Their spontaneous response was:
HOW EASY IT WAS TO GENERATE ORIGINAL IDEAS!
I was surprised, but of course, quite pleased. I then asked, what else did you learn. Their unhesitating response was:
WHY HADN’T THESE ARTS ORGANIZATIONS ALREADY THOUGHT OF THESE IDEAS?
I equivocated a bit and said that perhaps they had, but dismissed them as impossible to implement. A lively discussion followed about why arts not-for-profits are so resistant to change.
We briefly listed reasons, but I stopped us fairly quickly because we all know these reasons. What I wanted the class to focus on was how to create and manage change. What are the mechanisms a leader can use to make positive change? We were able to discern at least 2 “known” factors.
One was that in every crisis is an opportunity. I remember Jean Lipman-Blumen speaking eloquently to this topic. Jean has been a professor at the Drucker School of Management for a number of years. We were able to cite specific examples of organizational change that was made possible by the economic collapse of 2008 +.
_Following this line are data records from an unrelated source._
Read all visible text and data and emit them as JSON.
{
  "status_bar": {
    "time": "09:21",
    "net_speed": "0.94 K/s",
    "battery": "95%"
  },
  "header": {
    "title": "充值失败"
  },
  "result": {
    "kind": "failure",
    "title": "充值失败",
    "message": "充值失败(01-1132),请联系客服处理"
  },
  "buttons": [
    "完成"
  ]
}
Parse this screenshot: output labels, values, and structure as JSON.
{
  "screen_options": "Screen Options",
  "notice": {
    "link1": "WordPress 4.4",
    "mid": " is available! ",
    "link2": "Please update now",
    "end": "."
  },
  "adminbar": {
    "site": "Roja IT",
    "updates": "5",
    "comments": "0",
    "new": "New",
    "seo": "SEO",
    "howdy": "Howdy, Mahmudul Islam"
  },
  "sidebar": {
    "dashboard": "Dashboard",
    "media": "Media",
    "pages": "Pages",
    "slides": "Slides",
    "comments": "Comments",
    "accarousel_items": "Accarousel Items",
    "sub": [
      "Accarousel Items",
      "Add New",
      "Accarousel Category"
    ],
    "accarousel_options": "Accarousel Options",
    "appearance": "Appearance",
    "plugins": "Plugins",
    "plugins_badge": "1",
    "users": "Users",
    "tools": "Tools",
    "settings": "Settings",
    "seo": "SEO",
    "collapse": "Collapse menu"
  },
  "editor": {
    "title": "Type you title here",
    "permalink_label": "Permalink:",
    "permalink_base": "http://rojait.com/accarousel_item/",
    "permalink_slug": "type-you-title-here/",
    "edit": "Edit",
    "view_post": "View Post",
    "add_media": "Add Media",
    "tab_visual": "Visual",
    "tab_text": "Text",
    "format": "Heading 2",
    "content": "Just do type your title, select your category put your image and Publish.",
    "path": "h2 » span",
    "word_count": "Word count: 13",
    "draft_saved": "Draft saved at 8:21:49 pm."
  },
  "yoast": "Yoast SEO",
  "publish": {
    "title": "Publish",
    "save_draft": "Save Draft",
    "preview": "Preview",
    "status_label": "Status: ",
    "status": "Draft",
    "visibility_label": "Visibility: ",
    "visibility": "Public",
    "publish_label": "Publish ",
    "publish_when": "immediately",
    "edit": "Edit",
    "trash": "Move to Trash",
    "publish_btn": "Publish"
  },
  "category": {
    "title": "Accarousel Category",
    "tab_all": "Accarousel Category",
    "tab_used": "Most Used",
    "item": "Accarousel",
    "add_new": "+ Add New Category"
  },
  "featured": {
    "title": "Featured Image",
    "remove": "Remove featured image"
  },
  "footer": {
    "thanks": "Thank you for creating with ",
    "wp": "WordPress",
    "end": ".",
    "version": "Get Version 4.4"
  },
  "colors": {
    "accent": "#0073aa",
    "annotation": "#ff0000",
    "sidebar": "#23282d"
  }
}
The other device we were able to isolate was the impact of a large-scale project or event. At times these organizational events or projects can transform the organization, BUT the end goal must be imagined and planned for in advance. I have known some of these events or projects to have the absolute opposite impact.
The last we talked about, of course, was carefully planned change, one that involves comprehensive planning and buy in. These outlines do exist in a number of well-written sources.
The students are now working on their individual ideas and plans. I will report on these as they take shape.